STATUS: Supposed to snow tomorrow. I’ll make it in but I think it will be a lonely day for Chutney and I.
What’s playing on the XM or iPod right now? THE MAGNIFICENT SEVEN by Clash
Throughout any given year, I probably give at least 10 talks or workshops at writer’s conferences or other organizations. Plus, with my background in corporate training, I have to say that my public speaking skills are exceptional. And I certainly don’t feel any anxiety or nervous anticipation before any given talk.
That is, until this Saturday. I was tapped to do a talk for area 4th and 5th graders at the CCIRA Authors Festival. (Side note: CCIRA stands for Colorado Counsel International Reading Association.) That morning, I found myself kind of nervous. What an interesting new sensation. After all, with adults, you can fudge a talk; with kids, no way. If you’re boring, they’ll let you know. I also had never given a talk to people this young.
Much to my relief, the talk went great (phew!). Here’s a pic of the 90+ elementary schoolers in attendance (with a sprinkling of adults).
I actually confided that I was nervous and told them I was counting on their questions to carry me through so please don’t let me down. And I have to say, I was blown away by them. They asked the best questions I think I’ve ever received at a talk.
Here’s a sampling of what was asked:
1) What happens if you can’t sell a book to a publisher?
2) How do you know if a writer’s idea is a good one?
3) If Hollywood has bought the film rights, does the author get a share in the profit?
4) Can you publish your book yourself or do you have to have a publisher?
5) How do you decide if the cover art is good?
6) Do publishers show animation for cover concepts?
7) What happens if more than one publisher wants the book?
There were more but this is what I can remember.

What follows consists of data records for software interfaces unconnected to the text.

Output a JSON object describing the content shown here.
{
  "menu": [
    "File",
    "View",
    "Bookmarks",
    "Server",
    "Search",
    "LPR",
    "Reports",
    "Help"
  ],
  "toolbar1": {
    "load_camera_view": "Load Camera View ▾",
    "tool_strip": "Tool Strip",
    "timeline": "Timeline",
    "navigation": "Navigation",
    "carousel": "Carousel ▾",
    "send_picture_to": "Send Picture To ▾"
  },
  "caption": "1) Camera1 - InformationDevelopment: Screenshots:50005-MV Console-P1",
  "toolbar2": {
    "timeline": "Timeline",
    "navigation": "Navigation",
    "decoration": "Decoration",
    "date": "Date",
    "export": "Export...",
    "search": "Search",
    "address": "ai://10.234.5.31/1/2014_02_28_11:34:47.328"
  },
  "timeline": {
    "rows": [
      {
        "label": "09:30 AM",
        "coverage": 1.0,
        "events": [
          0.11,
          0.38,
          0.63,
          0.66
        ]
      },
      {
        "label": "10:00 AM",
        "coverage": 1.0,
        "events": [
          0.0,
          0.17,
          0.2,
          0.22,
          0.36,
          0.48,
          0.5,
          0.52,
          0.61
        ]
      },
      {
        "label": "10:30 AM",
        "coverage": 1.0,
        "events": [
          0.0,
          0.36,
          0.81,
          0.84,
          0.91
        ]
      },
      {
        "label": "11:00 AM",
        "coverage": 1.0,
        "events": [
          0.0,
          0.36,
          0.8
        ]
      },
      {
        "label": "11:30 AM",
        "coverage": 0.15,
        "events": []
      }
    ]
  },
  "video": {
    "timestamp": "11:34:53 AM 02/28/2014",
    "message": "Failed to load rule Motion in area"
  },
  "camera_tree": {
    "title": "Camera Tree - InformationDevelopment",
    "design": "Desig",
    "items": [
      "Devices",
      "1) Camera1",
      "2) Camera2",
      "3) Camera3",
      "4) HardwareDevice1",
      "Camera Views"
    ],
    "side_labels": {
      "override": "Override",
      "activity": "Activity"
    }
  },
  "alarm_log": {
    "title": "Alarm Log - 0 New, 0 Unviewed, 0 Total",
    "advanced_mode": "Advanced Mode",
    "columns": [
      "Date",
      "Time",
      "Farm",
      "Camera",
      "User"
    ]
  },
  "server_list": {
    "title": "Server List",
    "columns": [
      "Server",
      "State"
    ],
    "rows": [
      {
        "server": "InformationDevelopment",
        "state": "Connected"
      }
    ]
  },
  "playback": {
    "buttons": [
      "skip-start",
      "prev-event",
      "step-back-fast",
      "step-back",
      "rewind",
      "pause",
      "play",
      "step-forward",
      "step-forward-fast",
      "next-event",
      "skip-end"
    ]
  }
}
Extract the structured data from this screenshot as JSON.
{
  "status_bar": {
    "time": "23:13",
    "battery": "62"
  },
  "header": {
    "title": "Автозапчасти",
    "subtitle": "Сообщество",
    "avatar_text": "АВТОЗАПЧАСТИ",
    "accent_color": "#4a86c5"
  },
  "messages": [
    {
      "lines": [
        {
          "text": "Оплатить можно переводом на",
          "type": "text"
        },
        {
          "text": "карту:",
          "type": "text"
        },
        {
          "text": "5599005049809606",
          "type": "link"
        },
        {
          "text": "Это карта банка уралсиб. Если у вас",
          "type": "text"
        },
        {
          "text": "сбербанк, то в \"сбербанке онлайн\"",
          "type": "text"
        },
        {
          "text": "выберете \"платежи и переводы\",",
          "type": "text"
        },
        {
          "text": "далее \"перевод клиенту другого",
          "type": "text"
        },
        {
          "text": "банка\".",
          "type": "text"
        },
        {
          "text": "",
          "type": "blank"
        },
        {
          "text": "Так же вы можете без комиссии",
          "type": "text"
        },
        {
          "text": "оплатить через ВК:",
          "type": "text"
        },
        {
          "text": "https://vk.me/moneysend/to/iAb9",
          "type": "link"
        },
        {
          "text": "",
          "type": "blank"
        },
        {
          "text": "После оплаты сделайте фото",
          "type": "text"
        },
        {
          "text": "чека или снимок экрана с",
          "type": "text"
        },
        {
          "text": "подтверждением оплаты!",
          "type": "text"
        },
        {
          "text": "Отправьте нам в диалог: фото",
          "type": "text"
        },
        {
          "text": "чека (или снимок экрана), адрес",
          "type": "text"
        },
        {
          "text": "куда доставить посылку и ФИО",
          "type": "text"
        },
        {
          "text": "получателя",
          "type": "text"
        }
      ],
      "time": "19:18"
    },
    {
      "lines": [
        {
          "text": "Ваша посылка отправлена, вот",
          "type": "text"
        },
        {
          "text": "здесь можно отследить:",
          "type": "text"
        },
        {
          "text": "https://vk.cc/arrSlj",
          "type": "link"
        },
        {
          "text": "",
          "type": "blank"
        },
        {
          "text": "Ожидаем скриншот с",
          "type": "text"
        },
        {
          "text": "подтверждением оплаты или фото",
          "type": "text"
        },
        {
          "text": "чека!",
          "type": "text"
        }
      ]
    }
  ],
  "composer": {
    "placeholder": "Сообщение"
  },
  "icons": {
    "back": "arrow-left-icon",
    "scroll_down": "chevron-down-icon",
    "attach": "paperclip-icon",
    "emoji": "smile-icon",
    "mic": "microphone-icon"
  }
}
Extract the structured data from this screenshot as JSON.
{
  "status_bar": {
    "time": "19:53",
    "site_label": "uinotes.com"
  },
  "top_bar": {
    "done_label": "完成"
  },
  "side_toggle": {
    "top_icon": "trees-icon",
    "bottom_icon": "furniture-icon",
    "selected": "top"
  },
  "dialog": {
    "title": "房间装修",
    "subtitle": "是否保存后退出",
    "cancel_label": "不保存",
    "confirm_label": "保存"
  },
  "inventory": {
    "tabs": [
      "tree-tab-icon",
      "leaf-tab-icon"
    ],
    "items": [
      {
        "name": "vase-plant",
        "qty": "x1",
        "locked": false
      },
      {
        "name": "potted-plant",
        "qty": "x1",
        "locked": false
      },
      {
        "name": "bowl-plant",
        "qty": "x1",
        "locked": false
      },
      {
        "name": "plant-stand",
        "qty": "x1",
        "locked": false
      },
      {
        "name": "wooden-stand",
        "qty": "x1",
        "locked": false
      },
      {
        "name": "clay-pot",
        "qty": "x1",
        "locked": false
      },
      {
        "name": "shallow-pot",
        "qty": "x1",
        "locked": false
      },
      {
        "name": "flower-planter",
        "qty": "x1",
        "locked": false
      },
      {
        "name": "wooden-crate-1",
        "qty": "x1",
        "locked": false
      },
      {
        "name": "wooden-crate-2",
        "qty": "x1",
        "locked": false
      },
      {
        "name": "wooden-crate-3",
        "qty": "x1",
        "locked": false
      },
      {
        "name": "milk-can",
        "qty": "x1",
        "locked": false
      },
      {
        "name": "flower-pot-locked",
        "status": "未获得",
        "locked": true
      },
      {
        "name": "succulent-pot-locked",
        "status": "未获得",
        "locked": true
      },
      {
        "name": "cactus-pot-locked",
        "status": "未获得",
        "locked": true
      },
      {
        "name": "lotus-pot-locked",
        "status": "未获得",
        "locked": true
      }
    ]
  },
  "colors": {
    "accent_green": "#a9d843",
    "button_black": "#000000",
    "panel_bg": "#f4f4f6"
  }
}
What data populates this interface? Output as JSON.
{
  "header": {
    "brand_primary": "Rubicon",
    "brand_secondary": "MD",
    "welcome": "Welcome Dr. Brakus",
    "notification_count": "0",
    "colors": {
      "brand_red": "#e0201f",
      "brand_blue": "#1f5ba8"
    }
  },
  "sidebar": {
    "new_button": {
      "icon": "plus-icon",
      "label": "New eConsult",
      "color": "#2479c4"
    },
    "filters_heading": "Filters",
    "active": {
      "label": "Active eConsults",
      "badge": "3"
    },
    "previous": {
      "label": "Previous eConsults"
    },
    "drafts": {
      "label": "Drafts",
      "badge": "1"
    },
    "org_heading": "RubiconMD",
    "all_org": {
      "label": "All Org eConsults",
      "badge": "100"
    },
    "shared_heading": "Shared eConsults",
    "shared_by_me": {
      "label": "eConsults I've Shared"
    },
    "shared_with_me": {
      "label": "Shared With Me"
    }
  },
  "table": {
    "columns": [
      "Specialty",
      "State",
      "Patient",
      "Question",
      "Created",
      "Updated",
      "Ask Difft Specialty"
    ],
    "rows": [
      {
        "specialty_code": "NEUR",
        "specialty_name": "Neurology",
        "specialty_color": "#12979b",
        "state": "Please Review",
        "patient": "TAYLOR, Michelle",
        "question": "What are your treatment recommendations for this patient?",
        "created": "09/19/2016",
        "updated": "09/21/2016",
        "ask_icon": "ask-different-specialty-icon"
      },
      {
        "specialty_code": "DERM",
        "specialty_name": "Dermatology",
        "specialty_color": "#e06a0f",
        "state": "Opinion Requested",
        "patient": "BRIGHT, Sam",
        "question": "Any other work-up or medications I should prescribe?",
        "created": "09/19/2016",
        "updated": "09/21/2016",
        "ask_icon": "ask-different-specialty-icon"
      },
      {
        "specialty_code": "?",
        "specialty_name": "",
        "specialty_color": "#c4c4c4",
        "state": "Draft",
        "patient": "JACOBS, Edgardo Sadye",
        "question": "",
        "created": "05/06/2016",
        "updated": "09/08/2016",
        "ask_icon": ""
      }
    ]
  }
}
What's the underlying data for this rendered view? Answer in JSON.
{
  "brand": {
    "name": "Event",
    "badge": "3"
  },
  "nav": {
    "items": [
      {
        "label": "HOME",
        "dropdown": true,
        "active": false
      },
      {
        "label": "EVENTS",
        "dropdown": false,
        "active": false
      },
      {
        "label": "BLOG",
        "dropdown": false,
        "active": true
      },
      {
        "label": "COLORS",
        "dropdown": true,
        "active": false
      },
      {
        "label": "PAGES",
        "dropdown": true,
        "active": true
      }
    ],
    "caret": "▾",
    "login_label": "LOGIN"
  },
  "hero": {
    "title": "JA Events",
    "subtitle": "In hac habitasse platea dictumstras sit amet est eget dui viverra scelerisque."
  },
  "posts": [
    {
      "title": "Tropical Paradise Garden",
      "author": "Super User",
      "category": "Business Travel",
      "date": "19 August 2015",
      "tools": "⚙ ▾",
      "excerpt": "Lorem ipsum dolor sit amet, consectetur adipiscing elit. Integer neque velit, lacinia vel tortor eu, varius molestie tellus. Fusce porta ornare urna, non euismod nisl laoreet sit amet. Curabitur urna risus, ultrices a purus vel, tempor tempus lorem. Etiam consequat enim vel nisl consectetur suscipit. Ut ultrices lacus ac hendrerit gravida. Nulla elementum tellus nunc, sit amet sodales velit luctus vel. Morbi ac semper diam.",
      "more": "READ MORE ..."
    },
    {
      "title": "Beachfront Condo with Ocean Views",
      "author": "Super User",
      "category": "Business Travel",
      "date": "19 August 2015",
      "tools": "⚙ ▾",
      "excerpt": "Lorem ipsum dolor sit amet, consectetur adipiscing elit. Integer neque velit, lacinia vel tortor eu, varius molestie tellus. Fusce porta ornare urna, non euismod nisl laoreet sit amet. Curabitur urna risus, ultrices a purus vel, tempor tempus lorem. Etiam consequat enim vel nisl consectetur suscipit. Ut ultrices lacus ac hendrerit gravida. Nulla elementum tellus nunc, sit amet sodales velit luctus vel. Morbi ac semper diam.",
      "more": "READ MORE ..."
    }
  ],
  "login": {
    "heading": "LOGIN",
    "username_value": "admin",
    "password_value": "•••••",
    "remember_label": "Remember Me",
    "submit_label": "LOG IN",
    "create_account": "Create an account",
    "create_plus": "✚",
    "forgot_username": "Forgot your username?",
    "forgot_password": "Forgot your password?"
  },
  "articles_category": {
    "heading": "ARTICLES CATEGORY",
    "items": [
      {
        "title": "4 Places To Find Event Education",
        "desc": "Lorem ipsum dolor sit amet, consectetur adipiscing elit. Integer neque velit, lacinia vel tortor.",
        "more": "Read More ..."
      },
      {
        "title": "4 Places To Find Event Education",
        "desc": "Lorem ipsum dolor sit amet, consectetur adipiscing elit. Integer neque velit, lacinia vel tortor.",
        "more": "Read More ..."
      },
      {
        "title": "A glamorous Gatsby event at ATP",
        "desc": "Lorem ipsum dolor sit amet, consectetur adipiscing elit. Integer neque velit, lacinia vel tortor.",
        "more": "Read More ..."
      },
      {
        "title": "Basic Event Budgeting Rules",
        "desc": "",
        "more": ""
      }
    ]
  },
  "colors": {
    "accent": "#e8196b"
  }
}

I’d do a talk for that age group again in a heartbeat.middle grade